Sexual wellness as a sector doesn’t really exist right now if you really look at it. It exists, but it is quite small. It is quite fragmented. There aren’t any huge brands. The last company that I think has a large mainstream brand that went public was Playboy in the early 1970s.

Nikki Van Noy: Wow.

Andrea Barrica: This is how I have raised money, just by asking investors, “What has happened since Playboy?” What happened was no one can answer me, and no one can answer what the future of this sector is without pointing to all of the ways that foreign companies are not allowed in certain spaces. I always have to say, “No, no, no what sexual wellness is, is not that you know? It doesn’t have to be that.”

I am really excited about the future. I hope that there are more innovators who join us who are in it building because again, the number of problems to be solved, the number of opportunities to take advantage of are huge, and I do see that the venture community is slowly but surely starting to pay attention. Definitely it is still a huge challenge to get funding in the space.

Nikki Van Noy: Excellent. What a fascinating interview.

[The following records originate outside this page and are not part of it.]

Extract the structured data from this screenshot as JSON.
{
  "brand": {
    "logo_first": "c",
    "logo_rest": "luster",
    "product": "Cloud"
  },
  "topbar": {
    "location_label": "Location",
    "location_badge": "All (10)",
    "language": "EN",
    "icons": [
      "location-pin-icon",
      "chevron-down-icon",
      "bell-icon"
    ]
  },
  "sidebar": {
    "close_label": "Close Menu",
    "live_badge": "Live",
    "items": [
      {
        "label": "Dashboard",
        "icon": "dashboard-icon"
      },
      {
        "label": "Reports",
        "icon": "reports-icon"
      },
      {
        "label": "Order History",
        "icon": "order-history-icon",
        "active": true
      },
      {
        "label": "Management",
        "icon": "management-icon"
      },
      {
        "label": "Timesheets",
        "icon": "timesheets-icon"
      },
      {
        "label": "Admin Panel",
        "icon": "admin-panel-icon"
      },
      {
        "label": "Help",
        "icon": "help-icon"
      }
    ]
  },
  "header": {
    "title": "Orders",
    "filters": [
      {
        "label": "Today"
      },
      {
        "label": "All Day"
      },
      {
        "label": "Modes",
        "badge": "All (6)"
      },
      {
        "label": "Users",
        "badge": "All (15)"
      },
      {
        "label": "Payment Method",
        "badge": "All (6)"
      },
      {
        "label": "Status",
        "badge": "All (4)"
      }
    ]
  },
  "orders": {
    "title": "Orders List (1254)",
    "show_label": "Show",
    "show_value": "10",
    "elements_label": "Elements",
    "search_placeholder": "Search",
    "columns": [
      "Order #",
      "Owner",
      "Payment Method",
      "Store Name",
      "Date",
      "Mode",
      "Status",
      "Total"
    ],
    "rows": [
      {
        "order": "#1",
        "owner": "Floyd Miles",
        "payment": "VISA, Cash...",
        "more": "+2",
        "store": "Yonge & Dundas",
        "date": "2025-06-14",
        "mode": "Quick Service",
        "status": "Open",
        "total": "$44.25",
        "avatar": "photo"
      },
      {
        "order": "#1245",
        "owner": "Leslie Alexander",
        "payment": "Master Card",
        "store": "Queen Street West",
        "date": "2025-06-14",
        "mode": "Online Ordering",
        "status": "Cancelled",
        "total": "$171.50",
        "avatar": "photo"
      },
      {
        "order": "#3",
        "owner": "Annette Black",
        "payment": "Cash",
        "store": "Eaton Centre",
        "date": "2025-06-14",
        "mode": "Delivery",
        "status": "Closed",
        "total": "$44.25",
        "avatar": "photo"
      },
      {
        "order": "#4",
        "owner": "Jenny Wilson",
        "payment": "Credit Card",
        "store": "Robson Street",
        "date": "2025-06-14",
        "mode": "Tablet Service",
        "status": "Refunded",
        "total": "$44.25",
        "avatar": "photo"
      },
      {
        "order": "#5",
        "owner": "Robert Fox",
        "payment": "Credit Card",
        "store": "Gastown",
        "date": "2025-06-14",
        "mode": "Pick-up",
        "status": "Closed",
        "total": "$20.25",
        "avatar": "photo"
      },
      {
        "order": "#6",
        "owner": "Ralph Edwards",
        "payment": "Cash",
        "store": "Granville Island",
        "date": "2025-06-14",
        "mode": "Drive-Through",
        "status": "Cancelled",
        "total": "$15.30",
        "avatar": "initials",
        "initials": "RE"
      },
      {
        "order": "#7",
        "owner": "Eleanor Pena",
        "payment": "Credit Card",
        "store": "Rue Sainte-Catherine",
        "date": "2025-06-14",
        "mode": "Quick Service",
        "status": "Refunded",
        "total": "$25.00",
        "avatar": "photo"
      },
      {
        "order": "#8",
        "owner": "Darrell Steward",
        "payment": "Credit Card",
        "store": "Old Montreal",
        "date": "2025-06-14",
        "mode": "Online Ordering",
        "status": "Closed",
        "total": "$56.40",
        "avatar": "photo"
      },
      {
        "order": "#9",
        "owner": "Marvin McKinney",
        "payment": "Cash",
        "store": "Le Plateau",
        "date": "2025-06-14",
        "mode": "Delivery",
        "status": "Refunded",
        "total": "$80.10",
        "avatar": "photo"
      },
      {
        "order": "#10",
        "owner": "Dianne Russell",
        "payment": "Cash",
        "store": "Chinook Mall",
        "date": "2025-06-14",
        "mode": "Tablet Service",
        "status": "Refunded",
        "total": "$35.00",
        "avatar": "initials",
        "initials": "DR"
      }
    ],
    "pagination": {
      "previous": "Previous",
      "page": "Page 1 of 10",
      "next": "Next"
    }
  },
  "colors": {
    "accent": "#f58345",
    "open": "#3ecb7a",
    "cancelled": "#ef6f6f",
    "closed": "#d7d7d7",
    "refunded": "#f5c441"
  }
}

Is there anything else you want to add that we haven’t gotten to yet?

Andrea Barrica: This book is my offering to people wanting to get into the space either as an investor or entrepreneur. I hope that people will also take this opportunity to think about their own sexual wellness. I am really certain that one of the ways to create a better world is to eliminate sexual shame and to empower people all over society to respect sexual wellness and to talk about it because I think everyone stands to benefit from a world with more sexual respect.

Nikki Van Noy: Amazing. You are doing such good work. It is fascinating to hear about.

Andrea Barrica: Thank you so much for having me, Nikki.

Nikki Van Noy: Yeah so listeners, you can pick up Sextech Revolution, Andrea’s new book, The Future of Sexual Wellness. Anywhere else that listeners can find you?

Andrea Barrica: I am @andreabarrica on Instagram and you can find O.School @odotschool on Instagram as well. And of course, come visit us online at O.School.